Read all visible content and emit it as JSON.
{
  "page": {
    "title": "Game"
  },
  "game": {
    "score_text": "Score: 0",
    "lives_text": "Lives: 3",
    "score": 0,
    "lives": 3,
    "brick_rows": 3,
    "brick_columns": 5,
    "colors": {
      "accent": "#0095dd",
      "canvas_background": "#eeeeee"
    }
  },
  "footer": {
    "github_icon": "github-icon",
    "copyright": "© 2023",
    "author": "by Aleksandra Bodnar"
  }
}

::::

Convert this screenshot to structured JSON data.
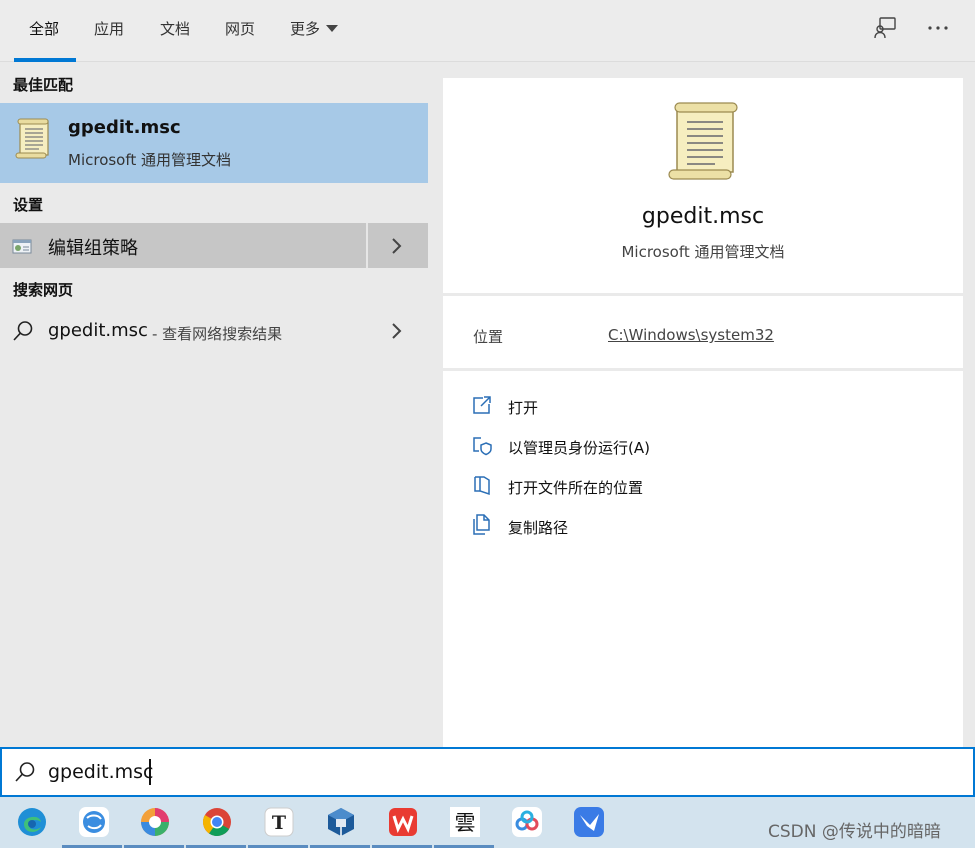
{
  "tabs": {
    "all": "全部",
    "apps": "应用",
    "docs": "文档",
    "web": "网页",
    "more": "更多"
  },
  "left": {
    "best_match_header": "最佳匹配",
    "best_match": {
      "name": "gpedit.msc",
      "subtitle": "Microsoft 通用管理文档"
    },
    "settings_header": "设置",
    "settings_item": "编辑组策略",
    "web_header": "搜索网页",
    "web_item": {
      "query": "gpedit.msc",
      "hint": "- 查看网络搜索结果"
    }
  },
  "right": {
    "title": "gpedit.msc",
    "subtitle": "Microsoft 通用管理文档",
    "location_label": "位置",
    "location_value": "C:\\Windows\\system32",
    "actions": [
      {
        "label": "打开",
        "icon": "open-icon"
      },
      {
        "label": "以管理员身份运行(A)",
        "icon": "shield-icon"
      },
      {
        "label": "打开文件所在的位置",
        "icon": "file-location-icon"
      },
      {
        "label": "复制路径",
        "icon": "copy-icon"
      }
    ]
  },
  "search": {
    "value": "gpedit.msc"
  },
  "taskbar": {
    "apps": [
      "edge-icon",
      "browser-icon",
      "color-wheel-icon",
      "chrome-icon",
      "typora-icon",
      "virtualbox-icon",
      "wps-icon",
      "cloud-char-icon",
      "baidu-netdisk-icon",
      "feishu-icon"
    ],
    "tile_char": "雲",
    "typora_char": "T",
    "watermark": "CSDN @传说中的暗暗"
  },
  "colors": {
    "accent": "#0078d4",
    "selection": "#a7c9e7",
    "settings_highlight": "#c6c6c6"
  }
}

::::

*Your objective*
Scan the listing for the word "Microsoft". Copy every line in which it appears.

*Task response*
      "subtitle": "Microsoft 通用管理文档"
    "subtitle": "Microsoft 通用管理文档",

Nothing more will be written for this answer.